IARPA to host CASE Participants’ Day
On July 5, the Intelligence Advanced Research Projects Activity announced a Participants’ Day workshop for the Credibility Assessment Standardized Evaluation (CASE) Prize Challenge (Solicitation Number: IARPA-RFI-18-05).
The Intelligence Advanced Research Projects Activity (IARPA) will host a Participants’ Day WebEx for the Credibility Assessment Standardized Evaluation (CASE) Prize Challenge on Tuesday, July 31, 2018 at 1:00 PM in anticipation of the launch of a new prize challenge. The WebEx will be held online and will provide information about the challenge in anticipation of its release, allowing potential participants to ask questions and receive community feedback.
This announcement serves as a pre-prize challenge notice and is issued solely for information and planning purposes. The official details of the prize challenge will be released at a later date. Participation in this WebEx is voluntary and is not required for challenge participation.
Knowing when someone is telling the truth plays a critical role in law enforcement and national security events, to include criminal investigations, screening new employees before hiring, and interviewing potential sources and witnesses. The polygraph is one tool that members of the Intelligence Community (IC) and law enforcement look to for help, but there is a long-standing debate among researchers and polygraph practitioners about the accuracy and reliability of this tool. How can we evaluate how good the polygraph is, and how much better new tools may be? The Intelligence Advanced Research Projects Activity (IARPA), within the Office of the Director of National Intelligence (ODNI), intends to launch the Credibility Assessment Standardized Evaluation (CASE) Challenge to address this critical question.

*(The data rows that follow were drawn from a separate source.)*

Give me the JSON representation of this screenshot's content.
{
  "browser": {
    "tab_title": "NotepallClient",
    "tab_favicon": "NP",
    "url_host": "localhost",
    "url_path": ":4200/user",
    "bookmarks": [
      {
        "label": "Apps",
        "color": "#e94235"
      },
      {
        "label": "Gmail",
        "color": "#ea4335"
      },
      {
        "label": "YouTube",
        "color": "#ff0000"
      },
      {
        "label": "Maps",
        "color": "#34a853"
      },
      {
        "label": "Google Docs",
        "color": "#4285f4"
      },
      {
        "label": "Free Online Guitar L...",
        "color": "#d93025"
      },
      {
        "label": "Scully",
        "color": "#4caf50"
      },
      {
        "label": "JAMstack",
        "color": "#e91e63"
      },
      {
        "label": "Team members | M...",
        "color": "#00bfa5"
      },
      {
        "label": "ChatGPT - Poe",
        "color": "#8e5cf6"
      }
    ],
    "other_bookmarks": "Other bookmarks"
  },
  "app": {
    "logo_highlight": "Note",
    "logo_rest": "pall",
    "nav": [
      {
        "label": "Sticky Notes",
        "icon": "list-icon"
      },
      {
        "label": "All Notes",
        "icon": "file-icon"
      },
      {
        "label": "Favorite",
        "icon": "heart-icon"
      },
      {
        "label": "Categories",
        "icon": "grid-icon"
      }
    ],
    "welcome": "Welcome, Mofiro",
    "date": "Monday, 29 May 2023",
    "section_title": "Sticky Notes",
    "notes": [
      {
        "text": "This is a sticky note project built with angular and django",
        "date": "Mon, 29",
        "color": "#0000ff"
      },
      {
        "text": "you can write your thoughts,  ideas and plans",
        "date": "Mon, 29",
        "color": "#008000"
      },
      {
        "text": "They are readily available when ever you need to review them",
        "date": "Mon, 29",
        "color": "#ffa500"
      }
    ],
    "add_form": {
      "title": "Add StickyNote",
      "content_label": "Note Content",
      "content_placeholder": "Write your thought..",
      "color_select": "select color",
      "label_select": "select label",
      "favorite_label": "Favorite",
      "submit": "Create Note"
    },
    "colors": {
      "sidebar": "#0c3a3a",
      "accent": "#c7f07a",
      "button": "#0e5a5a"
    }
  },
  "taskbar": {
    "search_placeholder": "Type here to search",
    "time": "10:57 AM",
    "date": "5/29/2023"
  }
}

The goal of the CASE challenge is to develop novel procedures to evaluate the accuracy, reliability, and utility of current and future credibility assessment techniques and technologies, such as the polygraph. Credibility refers to the truthfulness of information and/or to the person providing that information. Assessments of credibility are often complex and may involve an evaluation of many factors of a person and/or their information, to include, but not limited to, veracity, trustworthiness, motivation, and considerations about what may be withheld or concealed. To evaluate the credibility of an individual and/or their information the IC and law enforcement often use human judgment and complement this with additional techniques and technologies, such as specific interviewing techniques or devices, like the polygraph, to record behavioral or physiological responses when someone responds to a question.
Full information is available here.